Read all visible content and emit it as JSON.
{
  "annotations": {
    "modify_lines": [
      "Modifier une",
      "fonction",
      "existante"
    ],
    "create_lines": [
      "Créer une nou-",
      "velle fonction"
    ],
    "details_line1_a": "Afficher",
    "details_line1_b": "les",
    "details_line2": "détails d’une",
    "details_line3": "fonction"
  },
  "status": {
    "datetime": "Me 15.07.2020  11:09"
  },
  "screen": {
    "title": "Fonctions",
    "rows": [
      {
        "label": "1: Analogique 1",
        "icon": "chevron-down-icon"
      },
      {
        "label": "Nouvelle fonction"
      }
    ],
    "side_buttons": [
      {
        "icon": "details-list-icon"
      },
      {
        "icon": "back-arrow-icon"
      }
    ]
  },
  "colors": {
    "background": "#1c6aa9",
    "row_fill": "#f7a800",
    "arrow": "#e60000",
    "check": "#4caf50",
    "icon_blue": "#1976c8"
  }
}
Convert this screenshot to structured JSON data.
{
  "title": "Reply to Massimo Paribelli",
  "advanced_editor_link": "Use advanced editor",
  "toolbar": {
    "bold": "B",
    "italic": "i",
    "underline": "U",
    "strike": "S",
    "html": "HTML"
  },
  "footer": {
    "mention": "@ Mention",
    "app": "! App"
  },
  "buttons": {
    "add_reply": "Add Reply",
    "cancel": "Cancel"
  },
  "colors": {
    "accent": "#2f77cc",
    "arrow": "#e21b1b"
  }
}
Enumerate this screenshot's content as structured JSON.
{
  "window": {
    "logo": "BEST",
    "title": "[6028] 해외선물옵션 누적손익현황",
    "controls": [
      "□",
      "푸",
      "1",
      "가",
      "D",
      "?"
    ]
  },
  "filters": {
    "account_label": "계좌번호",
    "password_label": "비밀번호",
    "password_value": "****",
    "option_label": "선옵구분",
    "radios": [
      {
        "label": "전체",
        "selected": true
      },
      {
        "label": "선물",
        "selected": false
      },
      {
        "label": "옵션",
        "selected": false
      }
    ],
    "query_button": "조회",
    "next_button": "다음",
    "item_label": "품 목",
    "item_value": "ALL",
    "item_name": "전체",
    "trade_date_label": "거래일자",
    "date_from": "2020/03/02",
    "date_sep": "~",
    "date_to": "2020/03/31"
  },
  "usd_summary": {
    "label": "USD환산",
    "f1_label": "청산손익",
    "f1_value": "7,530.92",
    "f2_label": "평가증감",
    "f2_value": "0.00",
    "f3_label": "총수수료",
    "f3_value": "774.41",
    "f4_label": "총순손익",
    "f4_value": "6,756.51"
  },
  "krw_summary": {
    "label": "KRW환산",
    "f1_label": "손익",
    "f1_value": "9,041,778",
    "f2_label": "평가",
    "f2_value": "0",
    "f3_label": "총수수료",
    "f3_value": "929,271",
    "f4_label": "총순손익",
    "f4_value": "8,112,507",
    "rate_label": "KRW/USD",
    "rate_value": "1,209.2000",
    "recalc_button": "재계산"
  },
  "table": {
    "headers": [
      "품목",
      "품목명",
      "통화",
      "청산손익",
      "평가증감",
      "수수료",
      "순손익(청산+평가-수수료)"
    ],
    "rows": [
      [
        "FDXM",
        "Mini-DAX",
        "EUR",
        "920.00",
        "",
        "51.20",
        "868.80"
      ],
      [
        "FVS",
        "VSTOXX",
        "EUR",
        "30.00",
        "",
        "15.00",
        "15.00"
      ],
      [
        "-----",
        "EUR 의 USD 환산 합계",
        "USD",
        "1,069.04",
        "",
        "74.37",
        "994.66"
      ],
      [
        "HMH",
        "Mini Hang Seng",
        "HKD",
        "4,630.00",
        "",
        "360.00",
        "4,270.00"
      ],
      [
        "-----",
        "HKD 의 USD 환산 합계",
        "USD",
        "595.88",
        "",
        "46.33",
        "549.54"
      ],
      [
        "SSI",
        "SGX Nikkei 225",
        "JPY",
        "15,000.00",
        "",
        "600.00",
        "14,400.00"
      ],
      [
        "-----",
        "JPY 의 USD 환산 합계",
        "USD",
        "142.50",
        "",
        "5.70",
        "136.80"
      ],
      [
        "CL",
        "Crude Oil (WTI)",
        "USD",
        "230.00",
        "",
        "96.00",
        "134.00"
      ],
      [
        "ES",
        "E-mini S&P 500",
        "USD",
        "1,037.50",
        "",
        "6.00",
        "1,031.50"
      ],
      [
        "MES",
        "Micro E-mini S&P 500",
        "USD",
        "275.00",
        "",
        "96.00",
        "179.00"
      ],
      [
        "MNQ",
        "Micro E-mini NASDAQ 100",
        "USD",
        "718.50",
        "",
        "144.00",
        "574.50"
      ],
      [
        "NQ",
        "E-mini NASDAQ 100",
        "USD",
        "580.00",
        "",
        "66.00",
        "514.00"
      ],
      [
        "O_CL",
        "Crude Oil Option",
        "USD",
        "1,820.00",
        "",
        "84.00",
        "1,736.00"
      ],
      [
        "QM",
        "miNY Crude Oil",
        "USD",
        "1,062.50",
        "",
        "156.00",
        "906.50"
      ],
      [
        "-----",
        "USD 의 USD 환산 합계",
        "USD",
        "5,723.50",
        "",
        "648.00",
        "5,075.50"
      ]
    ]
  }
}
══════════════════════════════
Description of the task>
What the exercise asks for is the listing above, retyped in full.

Answer space>
Read all visible content and emit it as JSON.
{
  "annotations": {
    "modify_lines": [
      "Modifier une",
      "fonction",
      "existante"
    ],
    "create_lines": [
      "Créer une nou-",
      "velle fonction"
    ],
    "details_line1_a": "Afficher",
    "details_line1_b": "les",
    "details_line2": "détails d’une",
    "details_line3": "fonction"
  },
  "status": {
    "datetime": "Me 15.07.2020  11:09"
  },
  "screen": {
    "title": "Fonctions",
    "rows": [
      {
        "label": "1: Analogique 1",
        "icon": "chevron-down-icon"
      },
      {
        "label": "Nouvelle fonction"
      }
    ],
    "side_buttons": [
      {
        "icon": "details-list-icon"
      },
      {
        "icon": "back-arrow-icon"
      }
    ]
  },
  "colors": {
    "background": "#1c6aa9",
    "row_fill": "#f7a800",
    "arrow": "#e60000",
    "check": "#4caf50",
    "icon_blue": "#1976c8"
  }
}
Convert this screenshot to structured JSON data.
{
  "title": "Reply to Massimo Paribelli",
  "advanced_editor_link": "Use advanced editor",
  "toolbar": {
    "bold": "B",
    "italic": "i",
    "underline": "U",
    "strike": "S",
    "html": "HTML"
  },
  "footer": {
    "mention": "@ Mention",
    "app": "! App"
  },
  "buttons": {
    "add_reply": "Add Reply",
    "cancel": "Cancel"
  },
  "colors": {
    "accent": "#2f77cc",
    "arrow": "#e21b1b"
  }
}
Enumerate this screenshot's content as structured JSON.
{
  "window": {
    "logo": "BEST",
    "title": "[6028] 해외선물옵션 누적손익현황",
    "controls": [
      "□",
      "푸",
      "1",
      "가",
      "D",
      "?"
    ]
  },
  "filters": {
    "account_label": "계좌번호",
    "password_label": "비밀번호",
    "password_value": "****",
    "option_label": "선옵구분",
    "radios": [
      {
        "label": "전체",
        "selected": true
      },
      {
        "label": "선물",
        "selected": false
      },
      {
        "label": "옵션",
        "selected": false
      }
    ],
    "query_button": "조회",
    "next_button": "다음",
    "item_label": "품 목",
    "item_value": "ALL",
    "item_name": "전체",
    "trade_date_label": "거래일자",
    "date_from": "2020/03/02",
    "date_sep": "~",
    "date_to": "2020/03/31"
  },
  "usd_summary": {
    "label": "USD환산",
    "f1_label": "청산손익",
    "f1_value": "7,530.92",
    "f2_label": "평가증감",
    "f2_value": "0.00",
    "f3_label": "총수수료",
    "f3_value": "774.41",
    "f4_label": "총순손익",
    "f4_value": "6,756.51"
  },
  "krw_summary": {
    "label": "KRW환산",
    "f1_label": "손익",
    "f1_value": "9,041,778",
    "f2_label": "평가",
    "f2_value": "0",
    "f3_label": "총수수료",
    "f3_value": "929,271",
    "f4_label": "총순손익",
    "f4_value": "8,112,507",
    "rate_label": "KRW/USD",
    "rate_value": "1,209.2000",
    "recalc_button": "재계산"
  },
  "table": {
    "headers": [
      "품목",
      "품목명",
      "통화",
      "청산손익",
      "평가증감",
      "수수료",
      "순손익(청산+평가-수수료)"
    ],
    "rows": [
      [
        "FDXM",
        "Mini-DAX",
        "EUR",
        "920.00",
        "",
        "51.20",
        "868.80"
      ],
      [
        "FVS",
        "VSTOXX",
        "EUR",
        "30.00",
        "",
        "15.00",
        "15.00"
      ],
      [
        "-----",
        "EUR 의 USD 환산 합계",
        "USD",
        "1,069.04",
        "",
        "74.37",
        "994.66"
      ],
      [
        "HMH",
        "Mini Hang Seng",
        "HKD",
        "4,630.00",
        "",
        "360.00",
        "4,270.00"
      ],
      [
        "-----",
        "HKD 의 USD 환산 합계",
        "USD",
        "595.88",
        "",
        "46.33",
        "549.54"
      ],
      [
        "SSI",
        "SGX Nikkei 225",
        "JPY",
        "15,000.00",
        "",
        "600.00",
        "14,400.00"
      ],
      [
        "-----",
        "JPY 의 USD 환산 합계",
        "USD",
        "142.50",
        "",
        "5.70",
        "136.80"
      ],
      [
        "CL",
        "Crude Oil (WTI)",
        "USD",
        "230.00",
        "",
        "96.00",
        "134.00"
      ],
      [
        "ES",
        "E-mini S&P 500",
        "USD",
        "1,037.50",
        "",
        "6.00",
        "1,031.50"
      ],
      [
        "MES",
        "Micro E-mini S&P 500",
        "USD",
        "275.00",
        "",
        "96.00",
        "179.00"
      ],
      [
        "MNQ",
        "Micro E-mini NASDAQ 100",
        "USD",
        "718.50",
        "",
        "144.00",
        "574.50"
      ],
      [
        "NQ",
        "E-mini NASDAQ 100",
        "USD",
        "580.00",
        "",
        "66.00",
        "514.00"
      ],
      [
        "O_CL",
        "Crude Oil Option",
        "USD",
        "1,820.00",
        "",
        "84.00",
        "1,736.00"
      ],
      [
        "QM",
        "miNY Crude Oil",
        "USD",
        "1,062.50",
        "",
        "156.00",
        "906.50"
      ],
      [
        "-----",
        "USD 의 USD 환산 합계",
        "USD",
        "5,723.50",
        "",
        "648.00",
        "5,075.50"
      ]
    ]
  }
}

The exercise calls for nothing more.